Roger Thomas

Roger Thomas is a professional archaeologist who has lived in Abingdon for much of his life. He spent many years working for English Heritage (now Historic England), where he was closely involved in many important national archaeological projects. He is a past chairman of AAAHS, and is an Honorary Research Associate in the School of Archaeology, University of Oxford.



Thursday 20th February 2020

Dr Wendy Morrison: Beacons of the Past - Investigating a Prehistoric Chilterns Landscape 

Wendy Morrison landscapeBeacons of the Past is a three and a half year project part funded by National Lottery Heritage Fund, the Chiltern Society, and the National Trust , amongst others.  Its purpose is to engage and inspire communities to discover, conserve, and enjoy the Chilterns' Iron Age hillforts and their prehistoric chalk landscapes. Now at the project’s midpoint, Project Manager Wendy Morrison will present on the some of the results of the UK’s largest bespoke archaeological LiDAR survey, the project’s outreach programmes, and what comes next.
Wendy Morrison
Dr Wendy Morrison currently works for the Chilterns Conservation Board as Project Manager of the HLF funded Beacons of the Past Hillforts project. She also is Senior Associate Tutor for Archaeology at the Oxford University Dept for Continuing Education. Wendy’s research areas are Prehistoric European Archaeology and Landscape Archaeology. She has over a decade’s excavation experience in Southern Britain, the Channel Islands, and India.




Thursday 19th March 2020 - Cancelled

James Mather: Treasures Beneath Our Feet and Discovering the Watlington Hoard 

Watlington Hoard

This presentation covers responsible metal detecting, and majors on the excavation, conservation and significance of the Watlington Hoard, that was discovered by James in 2015. This find has been described authoritatively as one that has changed history. James will be bringing along a selection of "hands-on" finds and some high quality replicas of items from the Watlington Hoard.

James Mather

James has been a metal detectorist for 25 years and is a member of several metal detecting clubs and also of AiM- the Archaeology In Marlow club. He has had significant finds including numerous individual treasure items and several hoards. His most important find to date has been the Watlington Viking Hoard, on permanent display at The Ashmolean Museum, Oxford. He has been published in several magazines, appeared on Radio Berkshire, and on national television in Professor Alice Roberts "Digging For Britain" series.


Thursday 16th  April 2020 - Cancelled

The Lambrick Lecture

The Lambrick Lecture is sponsored by George Lambrick in memory of his mother, Gabrielle Lambrick. George is an archaeologist and member of our society.

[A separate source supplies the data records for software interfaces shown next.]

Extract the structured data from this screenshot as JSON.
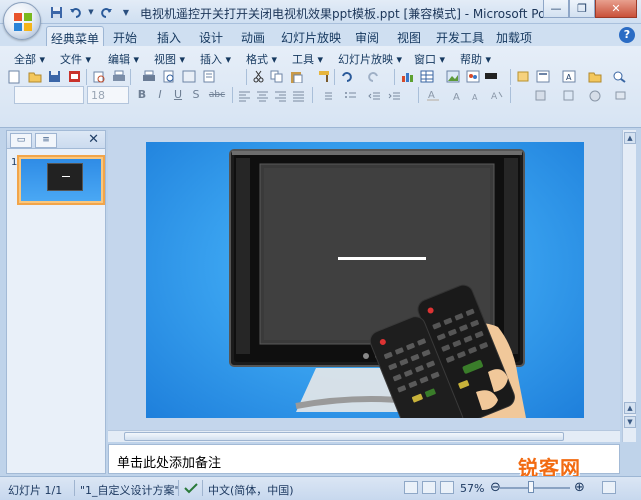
{
  "window": {
    "title": "电视机遥控开关打开关闭电视机效果ppt模板.ppt [兼容模式] - Microsoft PowerPoint"
  },
  "qat": {
    "icons": [
      "save-icon",
      "undo-icon",
      "redo-icon",
      "customize-icon"
    ]
  },
  "tabs": [
    "经典菜单",
    "开始",
    "插入",
    "设计",
    "动画",
    "幻灯片放映",
    "审阅",
    "视图",
    "开发工具",
    "加载项"
  ],
  "menu": [
    "全部",
    "文件",
    "编辑",
    "视图",
    "插入",
    "格式",
    "工具",
    "幻灯片放映",
    "窗口",
    "帮助"
  ],
  "font": {
    "name_value": "",
    "size_value": "18"
  },
  "format_buttons": {
    "bold": "B",
    "italic": "I",
    "underline": "U",
    "shadow": "S",
    "strike": "abc"
  },
  "slide_panel": {
    "slide_number": "1"
  },
  "notes": {
    "placeholder": "单击此处添加备注"
  },
  "statusbar": {
    "slide_info": "幻灯片 1/1",
    "theme": "\"1_自定义设计方案\"",
    "language": "中文(简体，中国)",
    "zoom": "57%"
  },
  "watermark": {
    "text": "锐客网"
  },
  "colors": {
    "slide_background": "#2a92ea",
    "active_thumbnail_border": "#f2a54a",
    "accent": "#1e395b"
  }
}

Mrs Gabrielle Lambrick was a highly respected medieval historian who died in 1968. She did a lot of work on Abingdon Abbey. Most notably, she and C F Slade edited Two Cartularies of Abingdon Abbey, published in two volumes by the Oxford Historical Society in 1990-2. These are collections of legal and internal documents of the abbey. She contributed to a set of papers on 'The Early History of Abingdon, Berkshire, and its Abbey' in the journal Medieval History, Vol XII, 1968. She wrote a booklet for the Friends of Abingdon in 1966 on 'Business affairs at Abingdon Abbey in medieval times' describing the obedientary system and numerous other papers in academic journals.



Thursday 21st May 2020 - Cancelled

Liz Woolley: The Coming of the Railway to Oxford

 Thursday 18th June 2020
Members' Evening